“There are a number of factors that point to the TV being a logical command center for the smart home,” he continued. “It’s generally located in a prominent position in a room utilized by the whole family. It is the highest quality display that most people will have in their home, and it has built-in speakers for announcing ‘events’ to the household.” Most smart TVs also come with a built-in camera, “which is ideal for monitoring the home and identifying users,” Watkins added.

It’s going to take awhile, however, before a significant number of households use their TVs to control DIY automation systems, he said. “TV-replacement cycles show no signs of falling below six to seven years, and therefore it will take time for a meaningful installed base of IoT-ready TVs to develop.”

Barbara Kraus, Parks Associates director of research, also sees potential. “There are a number of potential use cases for the TV as a smart-home controller,” she said. “The TV display can be used as a notification venue for certain use cases such as detection of movement around a sensor or camera. The TV can show who is at the front door or if a package has been delivered, unlock the door for approved visitors, adjust the lighting to set a mood, or automate household routines.”

Nonetheless, “TVs will have a lot of competition to be the main smart-home controller, given the lack of mobility and the lack of a unique value proposition,” she said. “There are no compelling use cases that can only be achieved on a TV, and most people have their mobile devices nearby.”

Kraus sees on-TV user interfaces as “additive,” not replacing phone or tablet apps. TVs as the main home-automation controller, she pointed out, “could require the TV to be on at all times, which some would consider an energy drain while others would not be concerned.”

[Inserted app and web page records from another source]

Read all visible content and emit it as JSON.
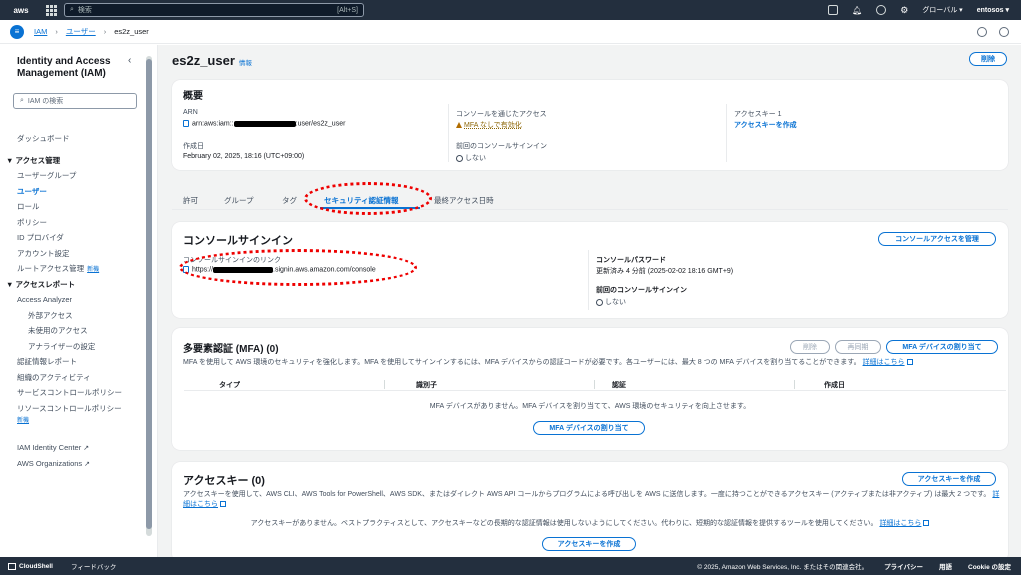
{
  "topbar": {
    "logo": "aws",
    "search_placeholder": "検索",
    "search_shortcut": "[Alt+S]",
    "region": "グローバル ▾",
    "account": "entosos ▾"
  },
  "breadcrumb": [
    "IAM",
    "ユーザー",
    "es2z_user"
  ],
  "sidebar": {
    "title": "Identity and Access Management (IAM)",
    "search_placeholder": "IAM の検索",
    "items": [
      {
        "label": "ダッシュボード"
      },
      {
        "label": "▼ アクセス管理"
      },
      {
        "label": "ユーザーグループ"
      },
      {
        "label": "ユーザー"
      },
      {
        "label": "ロール"
      },
      {
        "label": "ポリシー"
      },
      {
        "label": "ID プロバイダ"
      },
      {
        "label": "アカウント設定"
      },
      {
        "label": "ルートアクセス管理",
        "badge": "新機"
      },
      {
        "label": "▼ アクセスレポート"
      },
      {
        "label": "Access Analyzer"
      },
      {
        "label": "外部アクセス"
      },
      {
        "label": "未使用のアクセス"
      },
      {
        "label": "アナライザーの設定"
      },
      {
        "label": "認証情報レポート"
      },
      {
        "label": "組織のアクティビティ"
      },
      {
        "label": "サービスコントロールポリシー"
      },
      {
        "label": "リソースコントロールポリシー",
        "badge": "新機"
      },
      {
        "label": "IAM Identity Center"
      },
      {
        "label": "AWS Organizations"
      }
    ]
  },
  "page": {
    "title": "es2z_user",
    "info": "情報",
    "delete_button": "削除"
  },
  "summary": {
    "heading": "概要",
    "arn_label": "ARN",
    "arn_prefix": "arn:aws:iam::",
    "arn_suffix": ":user/es2z_user",
    "created_label": "作成日",
    "created_value": "February 02, 2025, 18:16 (UTC+09:00)",
    "console_access_label": "コンソールを通じたアクセス",
    "console_access_value": "MFA なしで有効化",
    "last_signin_label": "前回のコンソールサインイン",
    "last_signin_value": "しない",
    "access_key_label": "アクセスキー 1",
    "access_key_link": "アクセスキーを作成"
  },
  "tabs": [
    "許可",
    "グループ",
    "タグ",
    "セキュリティ認証情報",
    "最終アクセス日時"
  ],
  "console_signin": {
    "heading": "コンソールサインイン",
    "manage_button": "コンソールアクセスを管理",
    "link_label": "コンソールサインインのリンク",
    "link_prefix": "https://",
    "link_suffix": ".signin.aws.amazon.com/console",
    "password_label": "コンソールパスワード",
    "password_value": "更新済み 4 分前 (2025-02-02 18:16 GMT+9)",
    "last_signin_label": "前回のコンソールサインイン",
    "last_signin_value": "しない"
  },
  "mfa": {
    "heading": "多要素認証 (MFA) (0)",
    "remove_button": "削除",
    "resync_button": "再同期",
    "assign_button": "MFA デバイスの割り当て",
    "description": "MFA を使用して AWS 環境のセキュリティを強化します。MFA を使用してサインインするには、MFA デバイスからの認証コードが必要です。各ユーザーには、最大 8 つの MFA デバイスを割り当てることができます。",
    "learn_more": "詳細はこちら",
    "columns": [
      "タイプ",
      "識別子",
      "認証",
      "作成日"
    ],
    "empty_text": "MFA デバイスがありません。MFA デバイスを割り当てて、AWS 環境のセキュリティを向上させます。",
    "empty_button": "MFA デバイスの割り当て"
  },
  "access_keys": {
    "heading": "アクセスキー (0)",
    "create_button": "アクセスキーを作成",
    "description": "アクセスキーを使用して、AWS CLI、AWS Tools for PowerShell、AWS SDK、またはダイレクト AWS API コールからプログラムによる呼び出しを AWS に送信します。一度に持つことができるアクセスキー (アクティブまたは非アクティブ) は最大 2 つです。",
    "learn_more": "詳細はこちら",
    "empty_text": "アクセスキーがありません。ベストプラクティスとして、アクセスキーなどの長期的な認証情報は使用しないようにしてください。代わりに、短期的な認証情報を提供するツールを使用してください。",
    "empty_learn_more": "詳細はこちら",
    "empty_button": "アクセスキーを作成"
  },
  "footer": {
    "cloudshell": "CloudShell",
    "feedback": "フィードバック",
    "copyright": "© 2025, Amazon Web Services, Inc. またはその関連会社。",
    "privacy": "プライバシー",
    "terms": "用語",
    "cookie": "Cookie の設定"
  }
}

One potential drawback is the fast pace of home-automation technology, depending on how a smart TV implements home control. “Often the platforms and hardware become outdated before the TV itself is ready for replacement,” she explained. “If the TV can no longer handle the newest smart-home platforms and protocols, it loses its value as a controller.” With smartphones, on the other hand, consumers replace those more frequently than they do TVs, “enabling ownership of the latest technologies,” she pointed out.

Not even Sony sees its smart TVs serving as a home’s main controller. “The primary controller will be the smartphone,” said Allen Kim, Sony’s TV product marketing and planning manager. But a TV UI “adds flexibility if you don’t have a phone with you.”

In Sony’s implementation on Android TVs, consumers would be able to use the TV’s UI “without interrupting the TV experience” because home-control options would appear on the TV in a bar running across the bottom of the screen.

As salespeople demo Sony’s Android TV UI and such Android TV features as Google Search, they could include home control in the pitch, helping boost DIY home-automation awareness, Kim added.